HOUSTON — Iran may have access to global oil markets, but the country’s oil and natural gas sector still faces serious political and economic challenges, a panel at the University of Houston said Monday.
The Middle Eastern country’s economy is ailing from years of international sanctions, the panel said. The country will also need to find buyers amid cutthroat competition that has driven the price of oil below $30 per barrel.
“Iran’s main challenge is finding customers and selling oil in the current market,” said Sara Vakhshouri, president of energy consulting group SVB Energy International.
Iran’s oil production has atrophied from 3.7 million to 2.8 million barrels per day between 2011 and 2014 under the weight of international sanctions. In January, international powers finalized a deal that traded those sanctions for concessions from Iran related to its nuclear program.

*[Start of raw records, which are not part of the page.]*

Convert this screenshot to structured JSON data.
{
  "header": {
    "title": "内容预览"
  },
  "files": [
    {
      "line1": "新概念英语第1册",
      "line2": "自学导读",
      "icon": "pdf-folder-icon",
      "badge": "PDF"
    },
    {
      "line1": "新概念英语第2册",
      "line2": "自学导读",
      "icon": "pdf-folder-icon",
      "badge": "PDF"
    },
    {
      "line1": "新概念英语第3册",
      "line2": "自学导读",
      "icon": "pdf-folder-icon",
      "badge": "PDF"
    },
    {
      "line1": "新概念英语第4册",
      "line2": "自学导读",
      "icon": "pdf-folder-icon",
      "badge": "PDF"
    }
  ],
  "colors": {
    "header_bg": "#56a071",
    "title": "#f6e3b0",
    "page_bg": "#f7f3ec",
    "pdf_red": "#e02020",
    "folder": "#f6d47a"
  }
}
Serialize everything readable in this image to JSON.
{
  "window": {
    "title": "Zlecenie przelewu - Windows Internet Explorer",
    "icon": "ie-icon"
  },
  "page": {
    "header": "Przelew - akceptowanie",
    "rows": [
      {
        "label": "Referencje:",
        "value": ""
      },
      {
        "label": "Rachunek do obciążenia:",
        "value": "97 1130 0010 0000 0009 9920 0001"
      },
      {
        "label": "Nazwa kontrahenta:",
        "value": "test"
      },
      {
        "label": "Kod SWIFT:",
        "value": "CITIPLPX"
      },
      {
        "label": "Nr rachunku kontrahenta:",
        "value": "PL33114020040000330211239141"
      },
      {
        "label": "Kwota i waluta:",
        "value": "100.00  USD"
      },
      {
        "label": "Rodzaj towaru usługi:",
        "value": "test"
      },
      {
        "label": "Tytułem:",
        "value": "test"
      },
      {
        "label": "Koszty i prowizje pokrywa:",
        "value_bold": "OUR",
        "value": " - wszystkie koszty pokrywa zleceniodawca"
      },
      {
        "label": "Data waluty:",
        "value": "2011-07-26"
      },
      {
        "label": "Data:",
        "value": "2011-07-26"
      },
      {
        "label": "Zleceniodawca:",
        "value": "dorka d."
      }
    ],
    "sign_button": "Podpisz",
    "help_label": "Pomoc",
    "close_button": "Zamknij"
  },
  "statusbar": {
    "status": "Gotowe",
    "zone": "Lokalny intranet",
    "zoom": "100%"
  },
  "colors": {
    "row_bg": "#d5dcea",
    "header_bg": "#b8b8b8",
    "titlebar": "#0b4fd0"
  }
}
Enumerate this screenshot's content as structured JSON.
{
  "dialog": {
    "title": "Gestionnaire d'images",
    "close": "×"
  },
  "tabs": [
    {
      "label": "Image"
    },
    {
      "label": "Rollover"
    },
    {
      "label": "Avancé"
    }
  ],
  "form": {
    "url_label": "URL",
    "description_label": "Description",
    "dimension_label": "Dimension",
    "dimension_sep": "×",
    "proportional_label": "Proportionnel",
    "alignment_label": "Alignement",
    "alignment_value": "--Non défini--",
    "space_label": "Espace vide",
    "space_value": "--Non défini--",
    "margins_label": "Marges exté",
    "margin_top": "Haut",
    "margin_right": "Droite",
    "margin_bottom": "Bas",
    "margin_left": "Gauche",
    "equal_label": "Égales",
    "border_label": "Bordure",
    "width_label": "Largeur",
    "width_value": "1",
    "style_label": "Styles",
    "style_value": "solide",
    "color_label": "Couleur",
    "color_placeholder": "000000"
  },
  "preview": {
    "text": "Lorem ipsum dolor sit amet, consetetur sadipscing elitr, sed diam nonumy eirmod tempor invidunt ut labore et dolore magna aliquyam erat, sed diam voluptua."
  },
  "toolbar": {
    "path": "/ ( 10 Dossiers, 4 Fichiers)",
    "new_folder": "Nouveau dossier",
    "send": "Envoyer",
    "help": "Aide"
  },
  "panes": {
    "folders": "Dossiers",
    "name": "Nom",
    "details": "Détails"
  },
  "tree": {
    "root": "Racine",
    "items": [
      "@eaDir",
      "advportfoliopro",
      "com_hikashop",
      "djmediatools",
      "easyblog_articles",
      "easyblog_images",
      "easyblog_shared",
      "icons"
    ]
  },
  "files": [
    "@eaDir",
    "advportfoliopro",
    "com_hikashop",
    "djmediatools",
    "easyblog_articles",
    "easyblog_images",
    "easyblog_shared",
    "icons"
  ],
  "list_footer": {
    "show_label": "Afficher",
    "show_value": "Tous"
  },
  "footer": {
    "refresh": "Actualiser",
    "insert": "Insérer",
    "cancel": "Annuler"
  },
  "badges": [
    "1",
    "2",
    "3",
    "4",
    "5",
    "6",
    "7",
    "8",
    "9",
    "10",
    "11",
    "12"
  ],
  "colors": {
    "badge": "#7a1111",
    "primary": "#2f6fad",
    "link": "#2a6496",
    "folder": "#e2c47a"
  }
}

On Monday, Iran said it had shipped its first cargo of crude oil to Europe, according to an Associated Press report.
Iranian officials have said they plan to immediately boost production by 500,000 barrels per day and add another 500,000 barrels per day over the next six months. But those barrels will need to carve out space in a global market already flush with oil, Vakhshouri said.
Europe could be the prime target. “Iran lost about 600,000 barrels per day of market share in Europe when sanctions took effect,” she said, adding that they may be able to claw back as much as 250,000 barrels per day of crude.
International companies will be key to maintaining and growing production, said Cliff Kupchan, chairman and practice head at consulting firm Eurasia Group. But Iran’s political situation is hardly welcoming, he added.
“Some international oil companies will rush back in. . . but I think most will react quite cautiously,” he said. “Iran has a weak investment climate. Corruption is widespread.”
U.S. companies, in particular, continue to be locked out of the country under separate sanctions that severely restrict dealings with the Iran. Those restrictions give the U.S. some continuing
leverage over Iran, he added, but they mean almost no benefits of the country’s opening will flow directly to American businesses.
In general, the impact on the market from adding back Iran’s production will be somewhat limited, said Joe Barnes, a fellow at the Baker institute for Public Policy at Rice University.
Even if Iran’s claims to have 1 million barrels per day of readily accessible capacity are true, those new barrels represent only a small fraction of the global demand for oil.
“Any impact that Iran’s increase will have will be on the margin,” Barnes said.
Still, the extra barrels will be an additional hurdle that producers will have to clear before the currently oversupplied oil markets are able to return to normalcy, he said. And with Iran’s production resurgent, oil cartel The Organization of the Petroleum Exporting Countries will have another variable to consider when discussing cutbacks.
“I’m not holding my breath,” Barnes said, referring to possibility that the group might decide to pull back on production to stabilize prices.
The UH Energy Symposium Series has served for three years as a gathering place for industry officials and environmental experts to talk about key energy topics.
Monday’s event, attended by about 400 people, was the third of four energy forums at University of Houston. The series examined Arctic drilling in September and carbon taxes in November. The upcoming discussion in March will cover personal transportation.
FuelFix.com is a sponsor of the symposium series.